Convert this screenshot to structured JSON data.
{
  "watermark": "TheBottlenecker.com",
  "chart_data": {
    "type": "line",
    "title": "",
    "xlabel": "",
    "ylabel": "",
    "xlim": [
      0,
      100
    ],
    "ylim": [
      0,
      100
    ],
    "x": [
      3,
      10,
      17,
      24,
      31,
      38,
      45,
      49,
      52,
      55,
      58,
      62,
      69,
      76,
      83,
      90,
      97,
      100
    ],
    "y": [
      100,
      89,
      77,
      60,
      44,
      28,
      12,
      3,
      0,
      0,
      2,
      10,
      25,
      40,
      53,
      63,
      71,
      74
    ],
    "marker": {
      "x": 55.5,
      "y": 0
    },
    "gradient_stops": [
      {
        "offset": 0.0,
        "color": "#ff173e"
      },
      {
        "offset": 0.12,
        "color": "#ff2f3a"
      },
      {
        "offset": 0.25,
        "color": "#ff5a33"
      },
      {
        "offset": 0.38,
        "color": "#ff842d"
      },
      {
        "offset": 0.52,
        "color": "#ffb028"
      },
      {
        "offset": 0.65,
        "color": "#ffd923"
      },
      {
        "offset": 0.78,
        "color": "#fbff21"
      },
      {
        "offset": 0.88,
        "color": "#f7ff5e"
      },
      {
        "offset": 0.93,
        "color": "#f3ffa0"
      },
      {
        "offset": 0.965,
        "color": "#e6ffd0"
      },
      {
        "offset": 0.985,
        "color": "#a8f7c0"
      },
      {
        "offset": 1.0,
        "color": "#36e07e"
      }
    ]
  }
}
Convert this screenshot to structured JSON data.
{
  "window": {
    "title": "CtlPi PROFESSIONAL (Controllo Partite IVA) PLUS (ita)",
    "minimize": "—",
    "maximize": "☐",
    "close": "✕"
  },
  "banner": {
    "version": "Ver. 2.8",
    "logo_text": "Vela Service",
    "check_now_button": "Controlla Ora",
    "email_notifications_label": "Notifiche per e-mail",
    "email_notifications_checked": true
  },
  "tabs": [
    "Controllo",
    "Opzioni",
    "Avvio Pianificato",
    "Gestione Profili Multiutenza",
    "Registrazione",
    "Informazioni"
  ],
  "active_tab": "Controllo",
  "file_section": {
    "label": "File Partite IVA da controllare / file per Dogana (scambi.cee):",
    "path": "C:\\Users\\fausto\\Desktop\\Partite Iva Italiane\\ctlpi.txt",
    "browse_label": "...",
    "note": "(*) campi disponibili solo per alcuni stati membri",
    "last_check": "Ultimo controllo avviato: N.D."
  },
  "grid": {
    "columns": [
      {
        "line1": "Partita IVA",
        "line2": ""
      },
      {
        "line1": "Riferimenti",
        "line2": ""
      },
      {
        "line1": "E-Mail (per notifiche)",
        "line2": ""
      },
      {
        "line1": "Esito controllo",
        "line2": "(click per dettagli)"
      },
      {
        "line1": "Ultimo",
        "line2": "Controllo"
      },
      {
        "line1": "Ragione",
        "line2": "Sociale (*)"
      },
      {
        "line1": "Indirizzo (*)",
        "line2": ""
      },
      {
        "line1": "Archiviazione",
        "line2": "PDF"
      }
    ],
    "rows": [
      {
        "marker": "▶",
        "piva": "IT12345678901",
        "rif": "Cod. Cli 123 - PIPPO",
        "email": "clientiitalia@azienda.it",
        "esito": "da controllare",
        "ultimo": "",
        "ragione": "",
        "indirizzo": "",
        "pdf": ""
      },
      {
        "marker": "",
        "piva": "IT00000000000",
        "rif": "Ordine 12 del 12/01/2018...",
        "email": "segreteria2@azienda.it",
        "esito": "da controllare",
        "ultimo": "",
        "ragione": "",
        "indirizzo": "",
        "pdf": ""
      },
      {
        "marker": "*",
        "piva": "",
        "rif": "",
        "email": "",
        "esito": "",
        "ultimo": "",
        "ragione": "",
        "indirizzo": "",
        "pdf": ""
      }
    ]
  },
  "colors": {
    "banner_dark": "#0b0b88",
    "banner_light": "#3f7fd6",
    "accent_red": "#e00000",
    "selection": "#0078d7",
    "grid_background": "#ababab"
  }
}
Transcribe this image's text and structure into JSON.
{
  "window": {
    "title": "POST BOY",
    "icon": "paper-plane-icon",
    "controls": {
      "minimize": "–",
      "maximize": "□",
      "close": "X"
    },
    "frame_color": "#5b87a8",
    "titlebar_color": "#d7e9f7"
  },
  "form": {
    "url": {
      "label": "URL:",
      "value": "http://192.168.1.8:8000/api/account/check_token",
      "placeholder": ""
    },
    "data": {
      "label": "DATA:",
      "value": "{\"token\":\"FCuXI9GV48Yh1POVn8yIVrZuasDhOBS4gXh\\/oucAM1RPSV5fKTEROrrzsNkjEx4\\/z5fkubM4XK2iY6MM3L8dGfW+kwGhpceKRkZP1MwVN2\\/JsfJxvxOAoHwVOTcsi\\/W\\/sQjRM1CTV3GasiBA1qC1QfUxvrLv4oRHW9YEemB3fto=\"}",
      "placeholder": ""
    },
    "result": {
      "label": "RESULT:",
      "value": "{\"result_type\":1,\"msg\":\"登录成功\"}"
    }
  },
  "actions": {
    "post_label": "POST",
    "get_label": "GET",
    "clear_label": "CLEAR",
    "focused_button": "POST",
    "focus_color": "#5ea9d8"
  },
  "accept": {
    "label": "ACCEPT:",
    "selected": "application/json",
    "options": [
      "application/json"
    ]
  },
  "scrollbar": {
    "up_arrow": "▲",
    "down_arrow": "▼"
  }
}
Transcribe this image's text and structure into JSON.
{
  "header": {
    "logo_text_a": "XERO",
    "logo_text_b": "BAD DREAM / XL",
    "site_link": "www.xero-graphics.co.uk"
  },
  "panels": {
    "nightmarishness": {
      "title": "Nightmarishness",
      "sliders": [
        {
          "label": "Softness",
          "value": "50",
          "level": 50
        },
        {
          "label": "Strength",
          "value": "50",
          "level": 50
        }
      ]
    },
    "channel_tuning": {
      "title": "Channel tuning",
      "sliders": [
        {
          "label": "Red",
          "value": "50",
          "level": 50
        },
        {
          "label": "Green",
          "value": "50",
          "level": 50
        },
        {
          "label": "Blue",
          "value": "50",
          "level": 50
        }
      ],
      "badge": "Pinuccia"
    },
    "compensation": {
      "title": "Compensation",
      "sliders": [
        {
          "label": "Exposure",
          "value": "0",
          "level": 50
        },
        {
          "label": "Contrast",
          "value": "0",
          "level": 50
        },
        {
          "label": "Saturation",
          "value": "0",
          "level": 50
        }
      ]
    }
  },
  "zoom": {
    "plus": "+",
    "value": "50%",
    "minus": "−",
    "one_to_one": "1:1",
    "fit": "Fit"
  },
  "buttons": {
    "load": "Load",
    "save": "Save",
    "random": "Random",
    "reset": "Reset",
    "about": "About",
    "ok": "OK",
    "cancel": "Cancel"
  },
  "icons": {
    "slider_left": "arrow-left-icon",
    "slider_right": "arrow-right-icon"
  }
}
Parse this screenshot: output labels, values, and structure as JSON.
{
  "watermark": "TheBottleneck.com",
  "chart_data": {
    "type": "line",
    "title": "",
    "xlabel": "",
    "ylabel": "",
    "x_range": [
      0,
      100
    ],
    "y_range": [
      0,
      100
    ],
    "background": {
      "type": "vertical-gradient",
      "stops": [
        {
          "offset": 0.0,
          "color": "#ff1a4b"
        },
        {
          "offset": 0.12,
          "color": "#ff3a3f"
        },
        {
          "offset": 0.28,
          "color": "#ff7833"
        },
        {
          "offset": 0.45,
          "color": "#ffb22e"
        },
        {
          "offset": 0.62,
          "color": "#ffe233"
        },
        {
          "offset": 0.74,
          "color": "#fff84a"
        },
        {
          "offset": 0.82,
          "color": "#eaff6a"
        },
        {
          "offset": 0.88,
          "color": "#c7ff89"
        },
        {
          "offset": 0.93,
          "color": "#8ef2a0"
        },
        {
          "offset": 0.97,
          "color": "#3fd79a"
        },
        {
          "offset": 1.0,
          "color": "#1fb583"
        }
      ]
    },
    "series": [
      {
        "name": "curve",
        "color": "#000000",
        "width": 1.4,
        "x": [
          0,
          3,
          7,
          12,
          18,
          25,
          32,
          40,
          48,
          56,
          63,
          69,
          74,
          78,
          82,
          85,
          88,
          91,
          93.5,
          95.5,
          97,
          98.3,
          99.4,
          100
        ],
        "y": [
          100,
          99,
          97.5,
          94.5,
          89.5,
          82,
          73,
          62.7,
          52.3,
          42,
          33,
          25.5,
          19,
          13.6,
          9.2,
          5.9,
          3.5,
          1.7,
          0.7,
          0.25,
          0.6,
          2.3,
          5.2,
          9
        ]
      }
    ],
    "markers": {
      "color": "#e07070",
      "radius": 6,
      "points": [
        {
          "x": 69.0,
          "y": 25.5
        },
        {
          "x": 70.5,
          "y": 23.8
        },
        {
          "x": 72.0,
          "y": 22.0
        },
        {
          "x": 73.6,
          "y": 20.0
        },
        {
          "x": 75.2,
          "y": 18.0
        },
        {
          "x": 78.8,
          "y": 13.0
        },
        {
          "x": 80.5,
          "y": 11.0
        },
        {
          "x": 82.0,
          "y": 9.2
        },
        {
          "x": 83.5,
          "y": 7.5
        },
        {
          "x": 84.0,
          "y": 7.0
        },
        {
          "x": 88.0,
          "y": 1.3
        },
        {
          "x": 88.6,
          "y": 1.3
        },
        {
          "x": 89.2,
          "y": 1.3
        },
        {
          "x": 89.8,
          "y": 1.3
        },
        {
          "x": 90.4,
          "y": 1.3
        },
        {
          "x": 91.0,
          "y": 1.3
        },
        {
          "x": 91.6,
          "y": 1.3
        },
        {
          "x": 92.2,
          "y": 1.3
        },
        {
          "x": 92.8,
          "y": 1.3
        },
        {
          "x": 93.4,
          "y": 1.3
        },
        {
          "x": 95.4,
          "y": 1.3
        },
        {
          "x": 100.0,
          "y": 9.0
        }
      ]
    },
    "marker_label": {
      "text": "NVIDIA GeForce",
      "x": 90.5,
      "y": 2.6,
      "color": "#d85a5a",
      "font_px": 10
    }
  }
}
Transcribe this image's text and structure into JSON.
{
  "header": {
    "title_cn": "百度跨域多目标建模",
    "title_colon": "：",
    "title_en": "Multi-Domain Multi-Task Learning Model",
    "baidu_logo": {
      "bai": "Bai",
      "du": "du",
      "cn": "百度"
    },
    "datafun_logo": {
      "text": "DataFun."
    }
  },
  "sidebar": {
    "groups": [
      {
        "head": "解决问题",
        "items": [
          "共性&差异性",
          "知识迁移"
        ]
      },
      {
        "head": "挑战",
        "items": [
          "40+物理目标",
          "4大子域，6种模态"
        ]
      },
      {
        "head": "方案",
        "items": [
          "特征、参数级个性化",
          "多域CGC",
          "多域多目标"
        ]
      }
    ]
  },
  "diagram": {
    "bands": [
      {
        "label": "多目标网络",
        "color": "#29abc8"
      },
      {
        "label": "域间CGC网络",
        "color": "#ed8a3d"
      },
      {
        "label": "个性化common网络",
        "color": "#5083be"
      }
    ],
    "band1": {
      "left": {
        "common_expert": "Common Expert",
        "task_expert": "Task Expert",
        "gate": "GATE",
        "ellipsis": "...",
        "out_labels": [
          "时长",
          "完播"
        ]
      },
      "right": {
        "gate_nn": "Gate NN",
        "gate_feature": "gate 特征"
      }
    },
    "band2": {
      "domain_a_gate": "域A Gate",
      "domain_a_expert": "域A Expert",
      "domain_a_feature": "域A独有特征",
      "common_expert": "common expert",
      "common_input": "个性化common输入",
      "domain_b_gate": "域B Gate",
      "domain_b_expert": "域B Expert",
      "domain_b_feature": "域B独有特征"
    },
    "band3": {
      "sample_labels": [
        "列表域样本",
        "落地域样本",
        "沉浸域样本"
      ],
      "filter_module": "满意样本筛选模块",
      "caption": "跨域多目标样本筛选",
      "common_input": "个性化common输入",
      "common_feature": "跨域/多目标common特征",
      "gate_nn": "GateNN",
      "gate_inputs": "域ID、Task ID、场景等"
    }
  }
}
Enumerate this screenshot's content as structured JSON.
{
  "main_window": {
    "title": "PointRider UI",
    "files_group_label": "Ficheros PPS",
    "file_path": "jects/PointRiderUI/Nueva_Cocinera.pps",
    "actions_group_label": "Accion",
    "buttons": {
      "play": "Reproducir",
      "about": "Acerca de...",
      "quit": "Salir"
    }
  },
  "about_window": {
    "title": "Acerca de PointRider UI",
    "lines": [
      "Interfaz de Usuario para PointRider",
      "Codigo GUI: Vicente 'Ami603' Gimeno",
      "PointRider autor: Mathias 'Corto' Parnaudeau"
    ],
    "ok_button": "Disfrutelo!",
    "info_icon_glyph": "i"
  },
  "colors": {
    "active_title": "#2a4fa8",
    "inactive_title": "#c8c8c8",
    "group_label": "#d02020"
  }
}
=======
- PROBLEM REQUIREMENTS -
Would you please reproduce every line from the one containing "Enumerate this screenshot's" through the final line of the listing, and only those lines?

- RESULT OF THIS EXERCISE -
Enumerate this screenshot's content as structured JSON.
{
  "main_window": {
    "title": "PointRider UI",
    "files_group_label": "Ficheros PPS",
    "file_path": "jects/PointRiderUI/Nueva_Cocinera.pps",
    "actions_group_label": "Accion",
    "buttons": {
      "play": "Reproducir",
      "about": "Acerca de...",
      "quit": "Salir"
    }
  },
  "about_window": {
    "title": "Acerca de PointRider UI",
    "lines": [
      "Interfaz de Usuario para PointRider",
      "Codigo GUI: Vicente 'Ami603' Gimeno",
      "PointRider autor: Mathias 'Corto' Parnaudeau"
    ],
    "ok_button": "Disfrutelo!",
    "info_icon_glyph": "i"
  },
  "colors": {
    "active_title": "#2a4fa8",
    "inactive_title": "#c8c8c8",
    "group_label": "#d02020"
  }
}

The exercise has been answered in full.